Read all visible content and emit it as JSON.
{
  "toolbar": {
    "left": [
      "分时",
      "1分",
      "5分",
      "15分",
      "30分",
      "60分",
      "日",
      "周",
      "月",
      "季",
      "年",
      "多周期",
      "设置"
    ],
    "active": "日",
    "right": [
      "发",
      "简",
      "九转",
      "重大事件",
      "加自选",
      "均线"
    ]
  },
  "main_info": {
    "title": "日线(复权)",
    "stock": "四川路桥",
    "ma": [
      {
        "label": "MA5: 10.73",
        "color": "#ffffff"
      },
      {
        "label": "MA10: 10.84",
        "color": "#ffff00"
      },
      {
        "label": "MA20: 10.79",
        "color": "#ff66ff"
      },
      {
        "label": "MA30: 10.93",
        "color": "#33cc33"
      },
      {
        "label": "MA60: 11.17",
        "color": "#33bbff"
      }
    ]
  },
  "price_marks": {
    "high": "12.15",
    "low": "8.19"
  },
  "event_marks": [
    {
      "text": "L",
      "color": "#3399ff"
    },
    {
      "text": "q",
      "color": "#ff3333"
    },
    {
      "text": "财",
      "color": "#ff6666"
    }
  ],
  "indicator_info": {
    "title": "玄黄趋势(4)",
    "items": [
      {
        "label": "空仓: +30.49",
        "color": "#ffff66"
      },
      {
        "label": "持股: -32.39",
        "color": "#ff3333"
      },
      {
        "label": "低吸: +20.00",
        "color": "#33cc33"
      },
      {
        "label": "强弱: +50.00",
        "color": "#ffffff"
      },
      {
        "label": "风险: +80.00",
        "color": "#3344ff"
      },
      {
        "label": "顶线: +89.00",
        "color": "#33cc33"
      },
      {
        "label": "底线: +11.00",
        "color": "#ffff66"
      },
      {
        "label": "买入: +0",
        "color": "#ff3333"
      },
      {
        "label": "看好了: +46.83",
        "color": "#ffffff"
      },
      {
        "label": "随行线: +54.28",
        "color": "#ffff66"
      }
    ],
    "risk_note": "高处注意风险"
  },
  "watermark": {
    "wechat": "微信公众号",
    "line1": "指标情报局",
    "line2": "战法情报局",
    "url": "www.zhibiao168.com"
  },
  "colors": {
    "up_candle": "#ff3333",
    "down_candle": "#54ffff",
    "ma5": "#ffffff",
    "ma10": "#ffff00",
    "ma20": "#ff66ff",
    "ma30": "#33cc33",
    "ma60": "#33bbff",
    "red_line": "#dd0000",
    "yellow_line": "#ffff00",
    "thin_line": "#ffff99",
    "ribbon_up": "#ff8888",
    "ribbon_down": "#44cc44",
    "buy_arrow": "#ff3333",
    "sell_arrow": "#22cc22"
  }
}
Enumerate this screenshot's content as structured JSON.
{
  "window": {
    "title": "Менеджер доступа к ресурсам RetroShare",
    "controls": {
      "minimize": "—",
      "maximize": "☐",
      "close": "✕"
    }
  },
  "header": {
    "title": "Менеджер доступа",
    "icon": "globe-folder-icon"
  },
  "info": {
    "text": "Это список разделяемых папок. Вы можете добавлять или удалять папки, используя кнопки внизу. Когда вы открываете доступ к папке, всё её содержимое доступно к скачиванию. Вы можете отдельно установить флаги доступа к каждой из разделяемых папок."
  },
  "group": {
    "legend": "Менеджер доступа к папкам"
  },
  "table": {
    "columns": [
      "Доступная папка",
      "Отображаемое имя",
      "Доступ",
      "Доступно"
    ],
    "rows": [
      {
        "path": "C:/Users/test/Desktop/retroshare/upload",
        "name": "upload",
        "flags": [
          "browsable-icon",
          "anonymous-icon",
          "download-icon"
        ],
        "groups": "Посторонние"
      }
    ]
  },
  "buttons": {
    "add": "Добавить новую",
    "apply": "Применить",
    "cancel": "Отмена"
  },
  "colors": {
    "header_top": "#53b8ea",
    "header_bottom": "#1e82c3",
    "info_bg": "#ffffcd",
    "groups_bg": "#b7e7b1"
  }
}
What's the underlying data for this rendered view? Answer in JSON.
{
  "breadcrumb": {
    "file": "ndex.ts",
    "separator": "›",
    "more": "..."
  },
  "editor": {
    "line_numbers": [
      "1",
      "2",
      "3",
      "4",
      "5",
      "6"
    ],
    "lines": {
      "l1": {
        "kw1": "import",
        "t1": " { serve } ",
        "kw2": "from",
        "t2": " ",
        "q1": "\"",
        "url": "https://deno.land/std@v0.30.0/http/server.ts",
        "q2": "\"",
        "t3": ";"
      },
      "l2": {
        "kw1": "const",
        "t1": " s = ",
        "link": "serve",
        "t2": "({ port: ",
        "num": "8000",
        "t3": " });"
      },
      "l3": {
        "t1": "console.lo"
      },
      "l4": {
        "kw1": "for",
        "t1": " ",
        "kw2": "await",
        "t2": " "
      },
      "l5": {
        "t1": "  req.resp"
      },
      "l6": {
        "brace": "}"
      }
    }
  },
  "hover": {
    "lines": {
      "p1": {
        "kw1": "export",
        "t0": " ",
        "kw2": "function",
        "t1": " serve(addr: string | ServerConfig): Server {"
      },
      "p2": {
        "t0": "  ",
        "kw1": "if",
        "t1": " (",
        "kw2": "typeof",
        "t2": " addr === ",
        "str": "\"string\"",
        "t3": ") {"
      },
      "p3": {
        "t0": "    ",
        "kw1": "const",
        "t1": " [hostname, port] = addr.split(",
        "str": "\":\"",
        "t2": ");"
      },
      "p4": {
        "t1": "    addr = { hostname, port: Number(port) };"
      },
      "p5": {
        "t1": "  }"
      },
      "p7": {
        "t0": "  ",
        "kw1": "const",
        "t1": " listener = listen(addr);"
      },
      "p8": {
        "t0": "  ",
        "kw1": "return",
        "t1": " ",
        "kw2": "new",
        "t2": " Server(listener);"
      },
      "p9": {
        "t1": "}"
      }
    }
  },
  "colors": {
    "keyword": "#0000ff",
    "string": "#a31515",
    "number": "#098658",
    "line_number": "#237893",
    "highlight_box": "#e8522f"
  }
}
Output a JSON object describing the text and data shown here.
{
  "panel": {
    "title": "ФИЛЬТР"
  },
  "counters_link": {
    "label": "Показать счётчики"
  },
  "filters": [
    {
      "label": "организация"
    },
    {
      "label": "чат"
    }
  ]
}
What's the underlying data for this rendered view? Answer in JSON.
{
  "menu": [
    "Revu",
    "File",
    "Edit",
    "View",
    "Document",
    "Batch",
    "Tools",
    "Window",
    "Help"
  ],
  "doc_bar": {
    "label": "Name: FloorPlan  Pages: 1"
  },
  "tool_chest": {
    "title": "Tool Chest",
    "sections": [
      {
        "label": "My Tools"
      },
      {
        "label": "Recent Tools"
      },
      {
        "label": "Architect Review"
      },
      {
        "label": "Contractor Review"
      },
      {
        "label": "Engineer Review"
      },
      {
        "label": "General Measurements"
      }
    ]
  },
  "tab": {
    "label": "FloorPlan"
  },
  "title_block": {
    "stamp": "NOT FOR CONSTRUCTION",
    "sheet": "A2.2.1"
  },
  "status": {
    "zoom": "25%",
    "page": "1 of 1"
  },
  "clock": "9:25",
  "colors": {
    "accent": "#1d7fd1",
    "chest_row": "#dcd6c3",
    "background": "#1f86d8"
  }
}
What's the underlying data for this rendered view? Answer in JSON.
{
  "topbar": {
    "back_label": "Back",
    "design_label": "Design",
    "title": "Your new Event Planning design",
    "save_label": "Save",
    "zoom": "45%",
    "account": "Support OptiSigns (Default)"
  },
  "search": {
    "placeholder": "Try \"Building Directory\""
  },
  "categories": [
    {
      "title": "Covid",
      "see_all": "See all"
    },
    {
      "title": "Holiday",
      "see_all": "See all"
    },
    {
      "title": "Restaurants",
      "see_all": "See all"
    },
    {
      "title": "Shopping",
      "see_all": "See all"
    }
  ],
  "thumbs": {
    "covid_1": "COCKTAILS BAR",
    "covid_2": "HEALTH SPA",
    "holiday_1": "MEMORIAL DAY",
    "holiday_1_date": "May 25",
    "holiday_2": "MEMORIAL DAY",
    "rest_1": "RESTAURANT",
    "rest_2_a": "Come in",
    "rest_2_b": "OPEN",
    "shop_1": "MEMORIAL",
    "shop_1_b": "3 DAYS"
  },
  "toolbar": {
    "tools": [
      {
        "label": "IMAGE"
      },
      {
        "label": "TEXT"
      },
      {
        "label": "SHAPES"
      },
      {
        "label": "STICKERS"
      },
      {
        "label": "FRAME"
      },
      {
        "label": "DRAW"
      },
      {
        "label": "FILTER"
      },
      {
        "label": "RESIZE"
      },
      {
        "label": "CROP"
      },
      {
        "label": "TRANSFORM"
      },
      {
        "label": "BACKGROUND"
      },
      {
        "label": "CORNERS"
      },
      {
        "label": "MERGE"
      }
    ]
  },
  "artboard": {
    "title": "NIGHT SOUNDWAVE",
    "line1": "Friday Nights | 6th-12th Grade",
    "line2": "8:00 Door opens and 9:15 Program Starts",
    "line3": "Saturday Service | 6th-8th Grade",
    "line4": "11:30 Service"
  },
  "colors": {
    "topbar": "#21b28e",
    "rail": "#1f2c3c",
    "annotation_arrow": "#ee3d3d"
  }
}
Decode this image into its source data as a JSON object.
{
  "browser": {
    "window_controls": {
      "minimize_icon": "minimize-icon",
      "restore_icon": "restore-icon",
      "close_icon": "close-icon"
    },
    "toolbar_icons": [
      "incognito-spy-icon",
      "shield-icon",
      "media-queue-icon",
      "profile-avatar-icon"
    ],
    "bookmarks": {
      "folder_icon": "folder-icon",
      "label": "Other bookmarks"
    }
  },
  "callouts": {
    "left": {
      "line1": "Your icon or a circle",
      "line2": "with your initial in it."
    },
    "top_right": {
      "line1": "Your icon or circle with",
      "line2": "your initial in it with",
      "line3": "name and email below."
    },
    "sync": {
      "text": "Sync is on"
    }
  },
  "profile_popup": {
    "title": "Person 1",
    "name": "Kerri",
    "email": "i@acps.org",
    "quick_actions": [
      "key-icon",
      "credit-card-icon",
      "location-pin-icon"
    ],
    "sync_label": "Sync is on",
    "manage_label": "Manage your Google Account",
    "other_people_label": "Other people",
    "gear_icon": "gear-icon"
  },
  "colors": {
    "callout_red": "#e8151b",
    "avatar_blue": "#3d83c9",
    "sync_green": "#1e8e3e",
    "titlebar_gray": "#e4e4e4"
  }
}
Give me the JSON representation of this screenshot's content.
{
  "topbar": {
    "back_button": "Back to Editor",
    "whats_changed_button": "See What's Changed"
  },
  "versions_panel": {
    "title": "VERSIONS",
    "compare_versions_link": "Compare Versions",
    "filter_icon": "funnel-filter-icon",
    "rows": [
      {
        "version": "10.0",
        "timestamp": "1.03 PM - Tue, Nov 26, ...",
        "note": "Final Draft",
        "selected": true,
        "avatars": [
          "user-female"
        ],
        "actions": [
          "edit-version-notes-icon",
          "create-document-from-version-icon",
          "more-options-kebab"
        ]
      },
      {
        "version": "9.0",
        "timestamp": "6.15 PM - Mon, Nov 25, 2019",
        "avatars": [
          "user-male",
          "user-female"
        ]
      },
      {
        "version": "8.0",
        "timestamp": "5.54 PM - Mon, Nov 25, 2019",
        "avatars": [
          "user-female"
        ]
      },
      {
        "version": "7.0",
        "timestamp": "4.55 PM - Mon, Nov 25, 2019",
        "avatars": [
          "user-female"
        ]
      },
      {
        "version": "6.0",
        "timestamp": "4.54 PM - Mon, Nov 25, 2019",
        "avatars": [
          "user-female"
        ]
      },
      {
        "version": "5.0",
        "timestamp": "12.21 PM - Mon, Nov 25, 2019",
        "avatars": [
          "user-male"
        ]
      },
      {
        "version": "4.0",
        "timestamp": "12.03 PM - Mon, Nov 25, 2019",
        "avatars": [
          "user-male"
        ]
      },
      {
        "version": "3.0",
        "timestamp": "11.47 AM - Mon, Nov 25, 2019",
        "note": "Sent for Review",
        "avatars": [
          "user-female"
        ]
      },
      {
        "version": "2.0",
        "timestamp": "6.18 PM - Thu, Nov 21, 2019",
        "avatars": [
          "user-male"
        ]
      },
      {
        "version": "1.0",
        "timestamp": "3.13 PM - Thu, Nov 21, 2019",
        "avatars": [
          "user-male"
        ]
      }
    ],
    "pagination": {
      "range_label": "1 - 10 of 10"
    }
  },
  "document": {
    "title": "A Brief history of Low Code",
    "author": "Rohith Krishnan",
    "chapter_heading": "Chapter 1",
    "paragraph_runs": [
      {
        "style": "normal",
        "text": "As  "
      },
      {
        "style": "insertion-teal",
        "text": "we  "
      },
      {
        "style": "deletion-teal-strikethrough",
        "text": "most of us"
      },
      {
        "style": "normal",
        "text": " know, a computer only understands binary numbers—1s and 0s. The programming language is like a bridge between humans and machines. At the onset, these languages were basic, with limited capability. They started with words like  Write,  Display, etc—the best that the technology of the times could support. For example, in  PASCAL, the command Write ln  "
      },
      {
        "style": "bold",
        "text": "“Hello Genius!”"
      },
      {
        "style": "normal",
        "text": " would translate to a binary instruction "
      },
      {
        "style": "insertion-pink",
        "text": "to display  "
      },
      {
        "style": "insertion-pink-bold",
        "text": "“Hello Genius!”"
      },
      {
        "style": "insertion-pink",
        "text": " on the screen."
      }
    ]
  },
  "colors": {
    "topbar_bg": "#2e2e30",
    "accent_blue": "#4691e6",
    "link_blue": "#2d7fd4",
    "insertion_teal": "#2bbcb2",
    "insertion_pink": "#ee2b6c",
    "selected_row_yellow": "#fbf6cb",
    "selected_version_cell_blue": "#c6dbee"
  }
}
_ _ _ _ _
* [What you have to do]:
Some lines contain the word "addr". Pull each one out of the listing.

* [Answer]:
        "t1": " serve(addr: string | ServerConfig): Server {"
        "t2": " addr === ",
        "t1": " [hostname, port] = addr.split(",
        "t1": "    addr = { hostname, port: Number(port) };"
        "t1": " listener = listen(addr);"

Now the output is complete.